Nov 5, 2009

The Miami Herald published this article on November 5, 2009

Associated Press Writer

TALLAHASSEE, Fla. — Gov. Charlie Crist is seeking a special legislative session next month in hopes that lawmakers will approve a commuter rail system in central Florida.

Crist has the authority to call a special session, but wants agreement from legislative leaders before doing so. It would likely be scheduled the week of Dec. 7 when legislators are at the Capitol for committee meetings.

“It’s important to be able to do it sooner than later,” Crist said Thursday.
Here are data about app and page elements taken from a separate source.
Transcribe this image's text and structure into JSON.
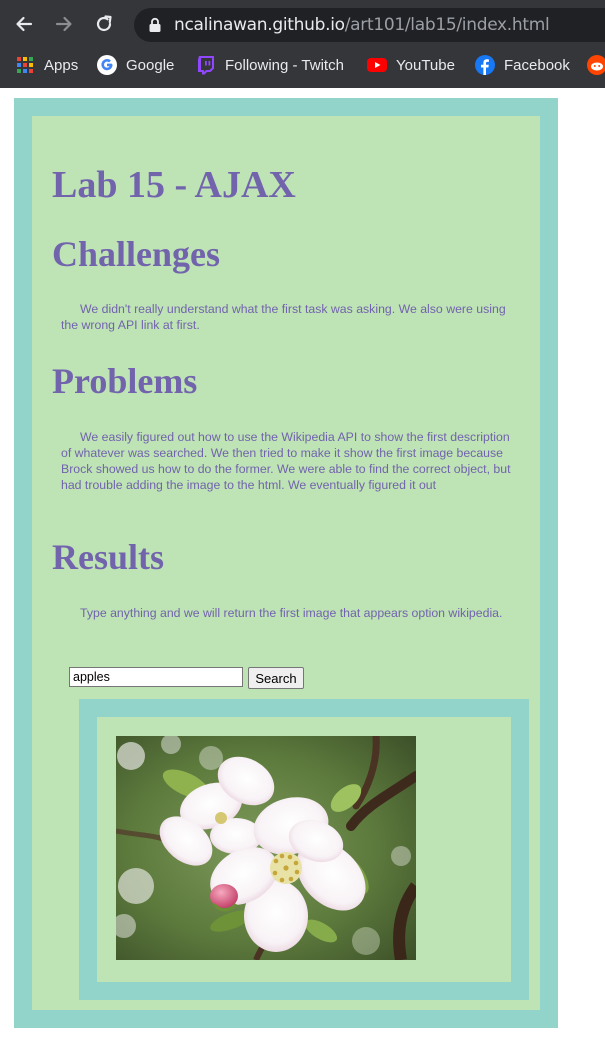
{
  "browser": {
    "url_host": "ncalinawan.github.io",
    "url_path": "/art101/lab15/index.html",
    "bookmarks": [
      {
        "label": "Apps",
        "icon": "apps-grid-icon"
      },
      {
        "label": "Google",
        "icon": "google-icon"
      },
      {
        "label": "Following - Twitch",
        "icon": "twitch-icon"
      },
      {
        "label": "YouTube",
        "icon": "youtube-icon"
      },
      {
        "label": "Facebook",
        "icon": "facebook-icon"
      },
      {
        "label": "",
        "icon": "reddit-icon"
      }
    ],
    "chrome_color": "#35363a"
  },
  "page": {
    "title": "Lab 15 - AJAX",
    "sections": [
      {
        "heading": "Challenges",
        "text": "We didn't really understand what the first task was asking. We also were using the wrong API link at first."
      },
      {
        "heading": "Problems",
        "text": "We easily figured out how to use the Wikipedia API to show the first description of whatever was searched. We then tried to make it show the first image because Brock showed us how to do the former. We were able to find the correct object, but had trouble adding the image to the html. We eventually figured it out"
      },
      {
        "heading": "Results",
        "text": "Type anything and we will return the first image that appears option wikipedia."
      }
    ],
    "search": {
      "value": "apples",
      "button_label": "Search"
    },
    "result_image": {
      "alt": "apple blossom"
    },
    "colors": {
      "outer_border": "#93d4ca",
      "inner_background": "#bee3b5",
      "text": "#7263ad"
    }
  }
}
Senate President Jeff Atwater, R-North Palm Beach, also wants to get a bill out to boost Florida’s chances of attracting federal dollars to build a high-speed rail system.

“When he was in (Washington) D.C. the feds indicated they would be making their high-speed rail decision this winter and one of the things they said they were looking at was the state showing a commitment to rail transit,” said Jaryn Emhoff, spokeswoman for Atwater. “As far as Florida, they specifically cited SunRail and Tri-Rail.”

Florida lawmakers have sparred over the project the past couple of sessions and House Speaker Larry Cretul, R-Ocala, is still cautious about getting a plan palatable to his members.

“To justify a special session, the speaker would need to see specifics of the Senate’s proposal and he would need the specific, clear assurance that the Senate has the votes to approve the proposal,” said Jill Chamberlin, spokeswoman for the speaker. “The House has twice supported and voted for SunRail.”

The commuter project is seen as vital to Florida’s chances of securing federal money for a high-speed system linking Orlando and Tampa and eventually extending to Miami.

“If SunRail can occur, if we can complete that project, we have a great opportunity for the bullet train and the additional jobs that that can provide,” Crist said.

The federal government is making $8 billion available for high-speed systems across the nation. A key criteria, though, is that such systems have links to local transportation networks.

A contract has already been signed between the state and CSX Transportation Inc. to have more than 60 miles of rail in Orlando go from carrying freight to carrying people. That freight, however, still needs to be moved and as part of the deal CSX would redirect traffic to neighboring Polk County.

But Sen. Paula Dockery, who is seeking the Republican nomination for governor, has opposed legislation that would have long, noisy, slow-running freight trains traveling through her Lakeland hometown.